OSAKA — A group protecting the human rights of Koreans living in Japan filed a protest Wednesday against Osaka Mayor Takafumi Isomura after he said the term “sangokujin,” used in recent remarks by Tokyo Gov. Shintaro Ishihara, is not derogatory.

Isomura told reporters Tuesday the word is not derogatory, but had hidden meaning for Japanese people who used it immediately after World War II.

Suh Jung Woo, head of the Osaka-based Human Rights Association for Koreans in Japan, said he wants to meet Isomura to find out what the mayor really meant by his comment.

“Sangokujin” literally means “people from third countries” and was used as a derogatory term after World War II for people from Japan’s former colonies in Korea and Taiwan.

“If we say the term is not derogatory, it means we allow oppression (of Korean residents in Japan) with this word. Such an attitude will only condone Ishihara’s remark,” Suh said.

Ishihara has been under fire both at home and abroad for his comments suggesting foreigners who have entered Japan illegally will riot if a major disaster hits Tokyo and calling on the Self-Defense Forces to crack down on them in the event of an emergency.

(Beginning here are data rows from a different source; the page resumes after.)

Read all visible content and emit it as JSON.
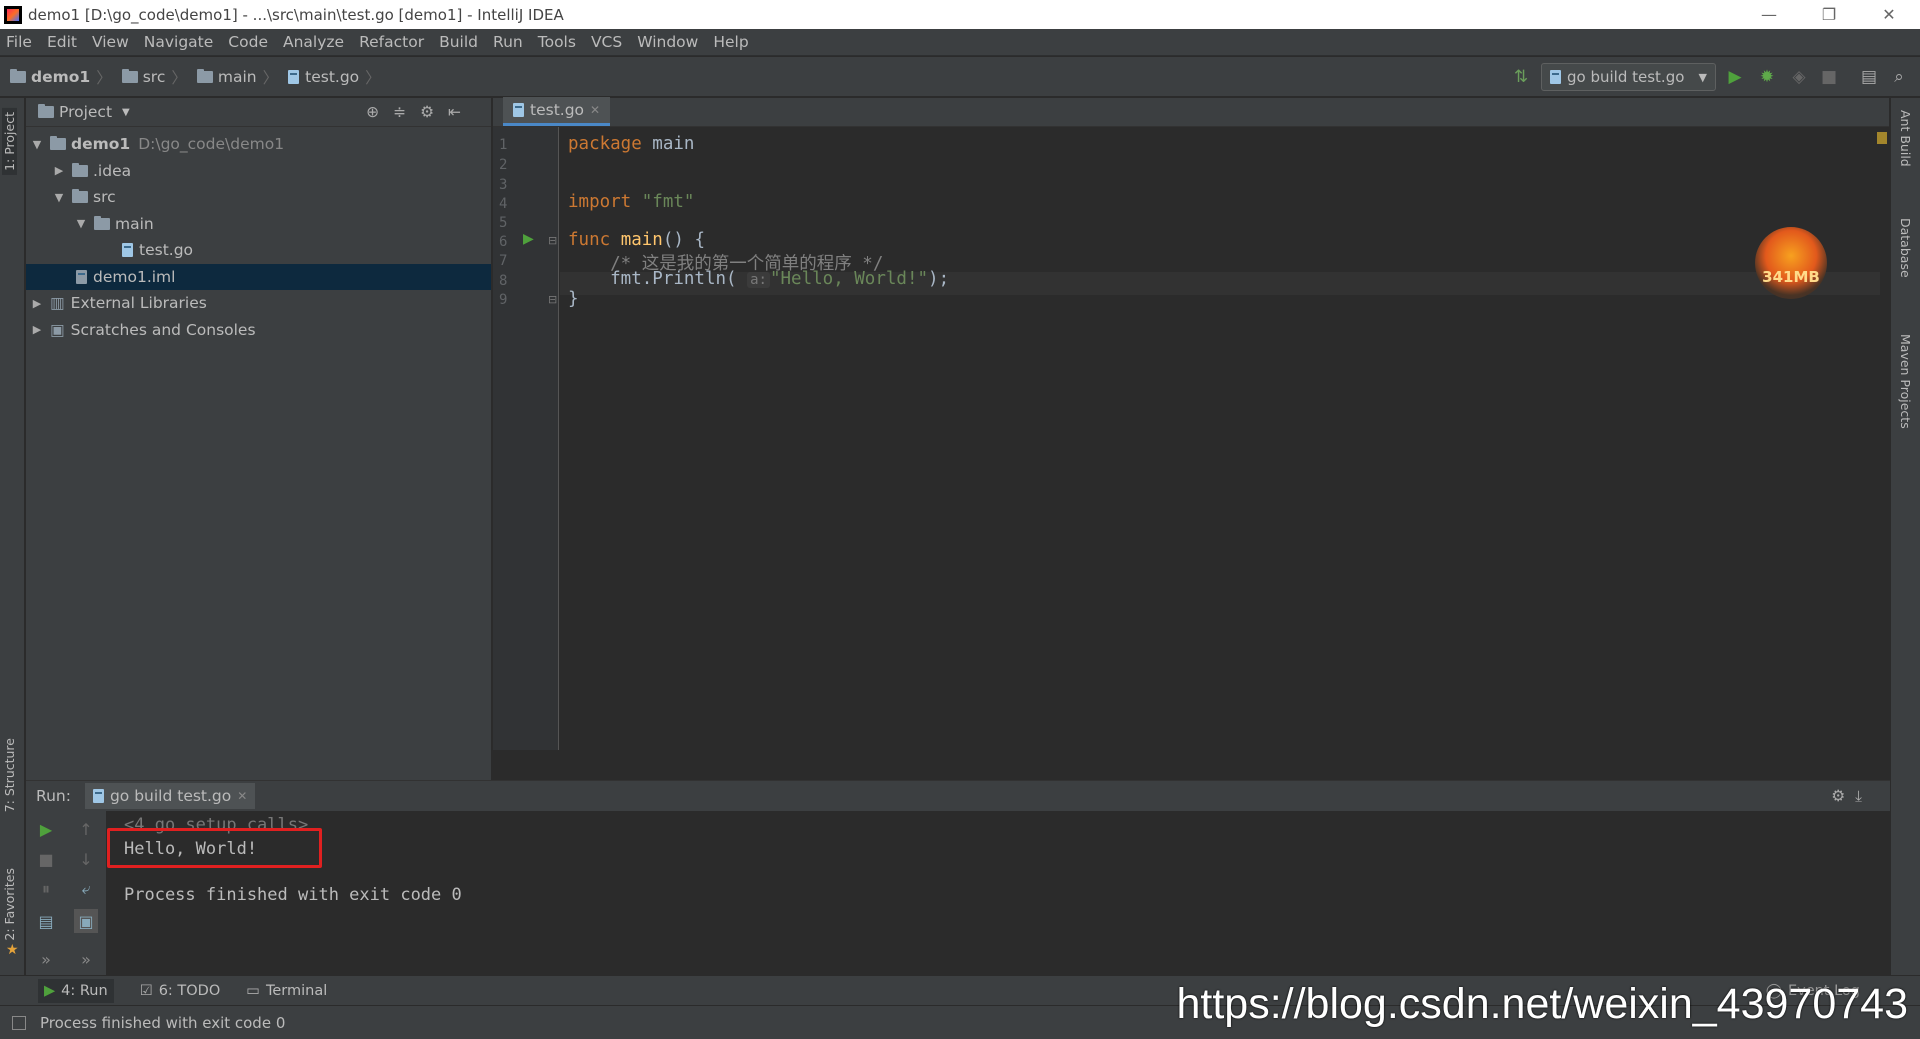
{
  "window": {
    "title": "demo1 [D:\\go_code\\demo1] - ...\\src\\main\\test.go [demo1] - IntelliJ IDEA"
  },
  "menu": [
    "File",
    "Edit",
    "View",
    "Navigate",
    "Code",
    "Analyze",
    "Refactor",
    "Build",
    "Run",
    "Tools",
    "VCS",
    "Window",
    "Help"
  ],
  "breadcrumbs": [
    "demo1",
    "src",
    "main",
    "test.go"
  ],
  "run_config": "go build test.go",
  "project": {
    "header": "Project",
    "tree": [
      {
        "label": "demo1",
        "extra": "D:\\go_code\\demo1"
      },
      {
        "label": ".idea"
      },
      {
        "label": "src"
      },
      {
        "label": "main"
      },
      {
        "label": "test.go"
      },
      {
        "label": "demo1.iml"
      },
      {
        "label": "External Libraries"
      },
      {
        "label": "Scratches and Consoles"
      }
    ]
  },
  "editor": {
    "tab": "test.go",
    "line_numbers": [
      "1",
      "2",
      "3",
      "4",
      "5",
      "6",
      "7",
      "8",
      "9"
    ],
    "code": {
      "l1_kw": "package",
      "l1_rest": " main",
      "l4_kw": "import",
      "l4_str": "\"fmt\"",
      "l6_kw": "func",
      "l6_fn": "main",
      "l6_rest": "() {",
      "l7": "    /* 这是我的第一个简单的程序 */",
      "l8_a": "    fmt.Println(",
      "l8_hint": "a:",
      "l8_str": "\"Hello, World!\"",
      "l8_end": ");",
      "l9": "}"
    },
    "memory": "341MB"
  },
  "run": {
    "label": "Run:",
    "tab": "go build test.go",
    "output": [
      "<4 go setup calls>",
      "Hello, World!",
      "Process finished with exit code 0"
    ]
  },
  "left_tabs": [
    "1: Project",
    "7: Structure",
    "2: Favorites"
  ],
  "right_tabs": [
    "Ant Build",
    "Database",
    "Maven Projects"
  ],
  "bottom_tabs": [
    "4: Run",
    "6: TODO",
    "Terminal"
  ],
  "status": "Process finished with exit code 0",
  "event_log": "Event Log",
  "watermark": "https://blog.csdn.net/weixin_43970743"
}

Ishihara has drawn fire from many foreigners for using the term “sangokujin” and for remarks against foreigners in general, but has also received a high level of support from ordinary Japanese citizens.

The government has tried not to be drawn into the issue, with Prime Minister Yoshiro Mori saying Ishihara’s remarks “may have been inappropriate” and that he is “not in a position” to comment on them.